A note on private networks

The internet protocols allow for something called "private networks". These are networks that use a special selection of IP addresses which are not accessible from the wider internet. These have IP addresses of 10.0.0.0 - 10.255.255.255, 172.16.0.0 - 172.31.255.255 and 192.168.0.0 - 192.168.255.255. IP addresses beginning with 169.254... can suggest problems with your camera's networking. In most circumstances, if your IP camera has an IP address that is contained in one of these ranges, you will only be able to access it when you are on the same network, i.e. not on mobile or cell networks.

If your camera's IP address is a private network address and you try to access it from a 3G mobile or cell network, it is very unlikely that you will be able to connect to it.

To access a camera from an external network you will need to do two things. 1) make sure that your router or broadband modem will pass traffic from the internet to your camera and vice versa. 2) Find out the external IP address of your connection.

Routing traffic from the internet to your camera

The simplest way to do this it to turn on UPnP on your camera:

  • Your administration interface should have a menu option labelled Device Management or something similar, select it.
  • Next select UPnP Settings or if this is not available it might be under Remote Access
  • Enable UPnP here.
  • Your camera will probably reboot at this point, once it has finished you should be able to access your camera from outside your local network.

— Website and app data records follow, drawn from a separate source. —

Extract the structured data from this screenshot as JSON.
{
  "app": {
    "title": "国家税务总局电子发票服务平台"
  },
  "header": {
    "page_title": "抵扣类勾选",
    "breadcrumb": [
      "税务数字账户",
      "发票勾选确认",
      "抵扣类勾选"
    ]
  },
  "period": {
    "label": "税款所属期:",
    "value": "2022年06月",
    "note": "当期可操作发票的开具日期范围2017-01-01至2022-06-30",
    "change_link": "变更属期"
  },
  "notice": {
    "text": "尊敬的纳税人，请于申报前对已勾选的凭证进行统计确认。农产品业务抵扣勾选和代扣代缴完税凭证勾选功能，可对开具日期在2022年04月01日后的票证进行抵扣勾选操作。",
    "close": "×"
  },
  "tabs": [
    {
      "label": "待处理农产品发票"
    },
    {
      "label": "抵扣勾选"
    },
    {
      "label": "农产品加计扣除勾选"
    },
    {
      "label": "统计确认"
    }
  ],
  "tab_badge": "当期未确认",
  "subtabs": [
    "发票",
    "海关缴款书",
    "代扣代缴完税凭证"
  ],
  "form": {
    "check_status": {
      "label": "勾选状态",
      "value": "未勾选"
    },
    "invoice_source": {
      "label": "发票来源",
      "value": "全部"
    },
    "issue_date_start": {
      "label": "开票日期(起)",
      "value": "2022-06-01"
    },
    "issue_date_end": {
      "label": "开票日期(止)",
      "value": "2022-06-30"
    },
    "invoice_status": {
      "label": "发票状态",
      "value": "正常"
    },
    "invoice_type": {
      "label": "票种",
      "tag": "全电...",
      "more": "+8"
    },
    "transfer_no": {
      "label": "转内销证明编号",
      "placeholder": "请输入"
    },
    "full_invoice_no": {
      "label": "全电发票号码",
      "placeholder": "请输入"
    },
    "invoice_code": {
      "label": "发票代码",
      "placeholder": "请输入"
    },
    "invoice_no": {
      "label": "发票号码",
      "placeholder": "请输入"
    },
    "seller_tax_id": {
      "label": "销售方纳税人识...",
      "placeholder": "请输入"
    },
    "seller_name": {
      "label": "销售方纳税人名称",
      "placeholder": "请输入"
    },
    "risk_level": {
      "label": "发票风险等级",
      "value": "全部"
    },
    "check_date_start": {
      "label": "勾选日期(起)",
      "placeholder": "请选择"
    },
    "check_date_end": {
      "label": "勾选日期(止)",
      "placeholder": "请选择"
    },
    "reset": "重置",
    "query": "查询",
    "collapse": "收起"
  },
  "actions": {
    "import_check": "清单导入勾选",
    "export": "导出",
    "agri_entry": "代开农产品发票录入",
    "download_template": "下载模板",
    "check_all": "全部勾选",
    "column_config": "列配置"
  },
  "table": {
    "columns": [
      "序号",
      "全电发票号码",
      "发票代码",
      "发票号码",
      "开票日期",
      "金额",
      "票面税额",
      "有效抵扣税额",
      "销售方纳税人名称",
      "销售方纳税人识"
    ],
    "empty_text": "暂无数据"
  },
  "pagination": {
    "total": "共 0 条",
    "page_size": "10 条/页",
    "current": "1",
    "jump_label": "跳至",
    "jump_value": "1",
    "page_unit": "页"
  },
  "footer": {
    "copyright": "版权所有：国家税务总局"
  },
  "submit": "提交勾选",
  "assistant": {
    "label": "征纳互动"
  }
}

Not all routers and broadband modems support UPnP or have it turned on by default. If you cannot use UPnP you will need to investigate Port Forwarding in the administration settings of your router or modem. You will use this to tell your router to take any traffic that turns up from the internet on a specific port and pass it to either the same or a different port on an internal IP address.

Each router and modem is different so I can't give in depth instructions on doing that here. Look on your router for a sticker that gives a username and password. You will probably find your router's admin interface at one of the following addresses:

Your IP Address

You can find out your IP address through a number of services, in fact if you simply search for "ip address" on Google, it should show up at the top next to "Your public IP address is". You may also like to use http://www.whatismyip.com or http://whatismyipaddress.com.

Please note, some tenvis.info addresses have been known to have issues. If you see this, simply try connecting for a second time, if this continues to fail then contact Tenvis for support

Most home internet connections will have an IP address that changes from time to time, this can be very often, e.g. daily, or many months apart. You may even find that it stays stable for a long period and then suddenly starts changing regularly. The best way to deal with this is to use a Dynamic DNS service. Many camera manufacturers now offer a DDNS service or recommend one, if not then have a look in your camera's interface to see what options it supports. Select DDNS Service Settings or Remote Access from your camera's Device Management area and investigate the options it gives you there. Some DDNS services require that you reactivate your account each month so if the app stops connecting to the camera, you may want to check that your DDNS account is still active.

Further Help

If you are still having problems accessing your camera then see the Getting Help page. As networking can be such a complicated subject it's worth using the Get Satisfaction site to talk about your problems as this way other members in the community who have had similar issues can help you resolve them.